The Foreign Service Journal, June 2022

32 JUNE 2022 | THE FOREIGN SERVICE JOURNAL Payne Fellows and alums have created a dynamic new employee resource group that is working to boost recruitment and retention of diverse FSOs. BY MAR I E LA MED I NA CASTE L LANOS Mariela Medina Castellanos is a USAID Foreign Service officer engineer in the Regional Economic Growth Office of the USAID West Africa Mission. She is a 2016 Payne Fellow and currently serves as the awareness raising chair for the Payne Fellowship Network Employee Resource Group. A t the U.S. Agency for International Development, the nationally competi- tive Payne Fellowship continues to be a vital part of the effort to achieve a workforce that is representa- tive of the rich diversity of the United States.

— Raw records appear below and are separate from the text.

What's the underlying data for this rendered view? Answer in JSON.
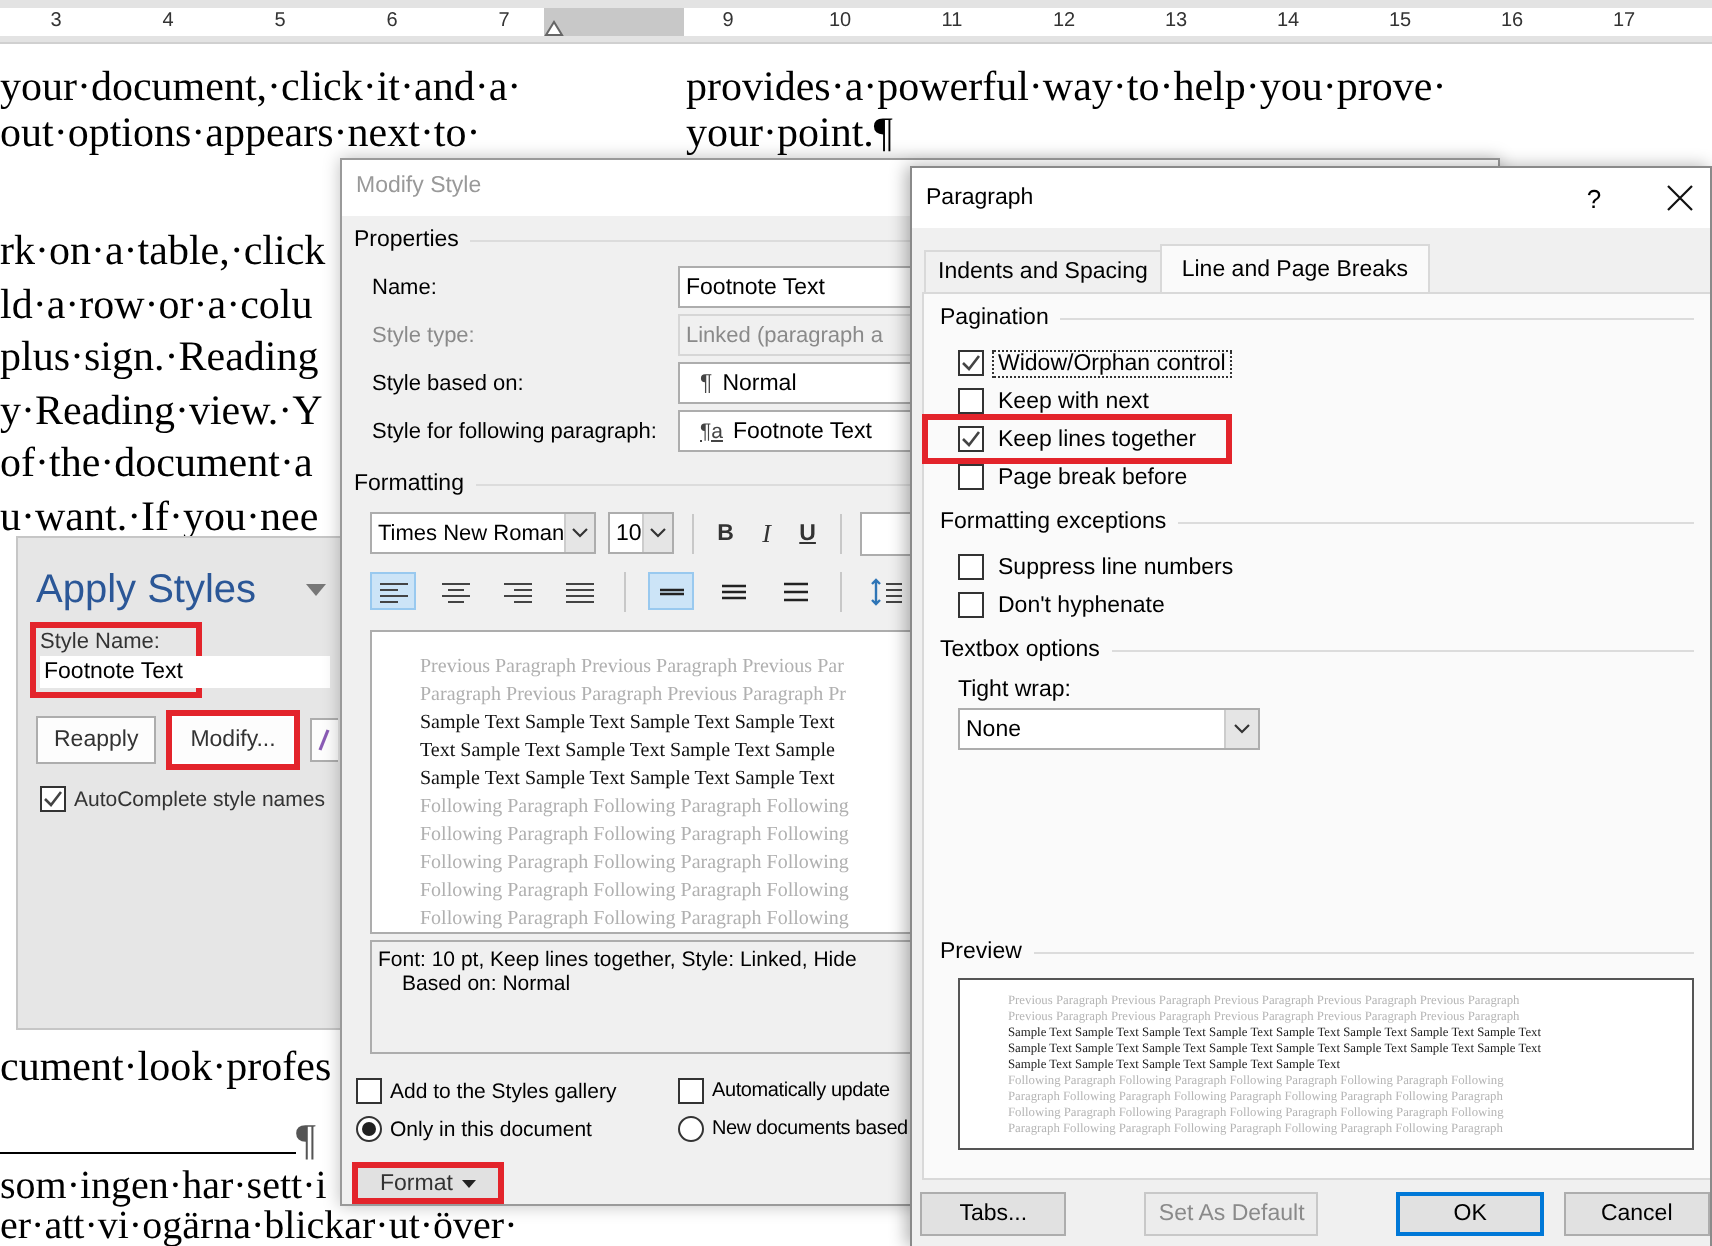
{
  "ruler": {
    "numbers": [
      "3",
      "4",
      "5",
      "6",
      "7",
      "9",
      "10",
      "11",
      "12",
      "13",
      "14",
      "15",
      "16",
      "17"
    ]
  },
  "document": {
    "column_1": [
      {
        "kind": "text",
        "lines": [
          "your·document,·click·it·and·a·",
          "out·options·appears·next·to·"
        ]
      },
      {
        "kind": "text",
        "lines": [
          "rk·on·a·table,·click",
          "ld·a·row·or·a·colu",
          "plus·sign.·Reading",
          "y·Reading·view.·Y",
          "of·the·document·a",
          "u·want.·If·you·nee"
        ]
      },
      {
        "kind": "text",
        "lines": [
          "cument·look·profes"
        ]
      },
      {
        "kind": "rule",
        "mark": "¶"
      },
      {
        "kind": "text",
        "lines": [
          "som·ingen·har·sett·i",
          "er·att·vi·ogärna·blickar·ut·över·"
        ]
      }
    ],
    "column_2": [
      {
        "kind": "text",
        "lines": [
          "provides·a·powerful·way·to·help·you·prove·",
          "your·point.¶"
        ]
      }
    ]
  },
  "apply_styles": {
    "title": "Apply Styles",
    "style_name_label": "Style Name:",
    "style_name_value": "Footnote Text",
    "style_name_highlighted": true,
    "buttons": [
      {
        "label": "Reapply",
        "highlighted": false
      },
      {
        "label": "Modify...",
        "highlighted": true
      }
    ],
    "autocomplete": {
      "label": "AutoComplete style names",
      "checked": true
    }
  },
  "modify_style": {
    "title": "Modify Style",
    "properties_header": "Properties",
    "properties": [
      {
        "label": "Name:",
        "value": "Footnote Text",
        "disabled": false
      },
      {
        "label": "Style type:",
        "value": "Linked (paragraph a",
        "disabled": true
      },
      {
        "label": "Style based on:",
        "glyph": "¶",
        "value": "Normal",
        "disabled": false
      },
      {
        "label": "Style for following paragraph:",
        "glyph": "¶a",
        "value": "Footnote Text",
        "disabled": false
      }
    ],
    "formatting_header": "Formatting",
    "font": "Times New Roman",
    "size": "10",
    "styles": [
      {
        "label": "B",
        "kind": "bold"
      },
      {
        "label": "I",
        "kind": "italic"
      },
      {
        "label": "U",
        "kind": "underline"
      }
    ],
    "alignment": [
      {
        "kind": "left",
        "selected": true
      },
      {
        "kind": "center",
        "selected": false
      },
      {
        "kind": "right",
        "selected": false
      },
      {
        "kind": "justify",
        "selected": false
      }
    ],
    "spacing": [
      {
        "kind": "single",
        "selected": true
      },
      {
        "kind": "onehalf",
        "selected": false
      },
      {
        "kind": "double",
        "selected": false
      }
    ],
    "preview": [
      {
        "kind": "previous",
        "text": "Previous Paragraph Previous Paragraph Previous Par"
      },
      {
        "kind": "previous",
        "text": "Paragraph Previous Paragraph Previous Paragraph Pr"
      },
      {
        "kind": "sample",
        "text": "Sample Text Sample Text Sample Text Sample Text"
      },
      {
        "kind": "sample",
        "text": "Text Sample Text Sample Text Sample Text Sample"
      },
      {
        "kind": "sample",
        "text": "Sample Text Sample Text Sample Text Sample Text"
      },
      {
        "kind": "following",
        "text": "Following Paragraph Following Paragraph Following"
      },
      {
        "kind": "following",
        "text": "Following Paragraph Following Paragraph Following"
      },
      {
        "kind": "following",
        "text": "Following Paragraph Following Paragraph Following"
      },
      {
        "kind": "following",
        "text": "Following Paragraph Following Paragraph Following"
      },
      {
        "kind": "following",
        "text": "Following Paragraph Following Paragraph Following"
      }
    ],
    "description": [
      "Font: 10 pt, Keep lines together, Style: Linked, Hide",
      "Based on: Normal"
    ],
    "options": [
      {
        "label": "Add to the Styles gallery",
        "checked": false
      },
      {
        "label": "Automatically update",
        "checked": false
      }
    ],
    "scope": [
      {
        "label": "Only in this document",
        "selected": true
      },
      {
        "label": "New documents based",
        "selected": false
      }
    ],
    "format_button": {
      "label": "Format",
      "highlighted": true
    }
  },
  "paragraph": {
    "title": "Paragraph",
    "help": "?",
    "tabs": [
      {
        "label": "Indents and Spacing",
        "selected": false
      },
      {
        "label": "Line and Page Breaks",
        "selected": true
      }
    ],
    "sections": [
      {
        "header": "Pagination",
        "options": [
          {
            "label": "Widow/Orphan control",
            "checked": true,
            "focused": true,
            "highlighted": false
          },
          {
            "label": "Keep with next",
            "checked": false,
            "focused": false,
            "highlighted": false
          },
          {
            "label": "Keep lines together",
            "checked": true,
            "focused": false,
            "highlighted": true
          },
          {
            "label": "Page break before",
            "checked": false,
            "focused": false,
            "highlighted": false
          }
        ]
      },
      {
        "header": "Formatting exceptions",
        "options": [
          {
            "label": "Suppress line numbers",
            "checked": false,
            "focused": false,
            "highlighted": false
          },
          {
            "label": "Don't hyphenate",
            "checked": false,
            "focused": false,
            "highlighted": false
          }
        ]
      }
    ],
    "textbox_header": "Textbox options",
    "tight_wrap_label": "Tight wrap:",
    "tight_wrap_value": "None",
    "preview_header": "Preview",
    "preview": [
      {
        "kind": "previous",
        "text": "Previous Paragraph Previous Paragraph Previous Paragraph Previous Paragraph Previous Paragraph"
      },
      {
        "kind": "previous",
        "text": "Previous Paragraph Previous Paragraph Previous Paragraph Previous Paragraph Previous Paragraph"
      },
      {
        "kind": "sample",
        "text": "Sample Text Sample Text Sample Text Sample Text Sample Text Sample Text Sample Text Sample Text"
      },
      {
        "kind": "sample",
        "text": "Sample Text Sample Text Sample Text Sample Text Sample Text Sample Text Sample Text Sample Text"
      },
      {
        "kind": "sample",
        "text": "Sample Text Sample Text Sample Text Sample Text Sample Text"
      },
      {
        "kind": "following",
        "text": "Following Paragraph Following Paragraph Following Paragraph Following Paragraph Following"
      },
      {
        "kind": "following",
        "text": "Paragraph Following Paragraph Following Paragraph Following Paragraph Following Paragraph"
      },
      {
        "kind": "following",
        "text": "Following Paragraph Following Paragraph Following Paragraph Following Paragraph Following"
      },
      {
        "kind": "following",
        "text": "Paragraph Following Paragraph Following Paragraph Following Paragraph Following Paragraph"
      }
    ],
    "buttons": [
      {
        "label": "Tabs...",
        "kind": "normal"
      },
      {
        "label": "Set As Default",
        "kind": "disabled"
      },
      {
        "label": "OK",
        "kind": "default"
      },
      {
        "label": "Cancel",
        "kind": "normal"
      }
    ]
  }
}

The agency’s only Foreign Ser- vice hiring and recruitment mecha- nism targeting underrepresented groups, the fellowship aims to attract outstanding leaders from diverse backgrounds to international development careers at the agency. The Payne Fellowship turns 10 this year. It is modeled after the Pickering and Rangel Fellowships at the Department of State and, as such, is a critical mechanism for enhancing diversity, equity, inclusion and accessibility (DEIA) in the agency’s Foreign Service. It is highly selective, with an acceptance rate less than 1 percent— lower than that of USAID’s Foreign Service. USAID has made steadily increasing investments in the Payne Fellowship program, which enjoys bipartisan congressional sup- port that transcends changes from one administration to the next, since its inception in 2012. The agency’s recent commitment to double the number of fellowships is an important step to achiev- ing a representative workforce. About 50 Payne Fellowship alumni currently serve at USAID across 15 Foreign Service backstops. They serve in Foreign Service officer roles ranging from technical project managers to office directors in USAIDmissions worldwide; they also serve as advis- ers to USAID’s front office in Washington, D.C., and support vari- ous employee resource groups in their endeavors to further the agency’s DEIA agenda. It has become apparent, however, that recruitment of Payne Fellows, by itself, is not enough. Diverse FSOs face problems of equity, inclusion and accessibility in tenure and promotion that, among other things, affect retention rates. In 2020, a group of Payne alumni created the Payne Fellowship Network, an employee resource group, to proactively tackle these challenges head-on, addressing obstacles throughout the course of the Payne Fellows’ USAID career. The Payne Fellowship Network Advancing DEIAat USAID FOCUS A PROGRESS REPORT ON DIVERSITY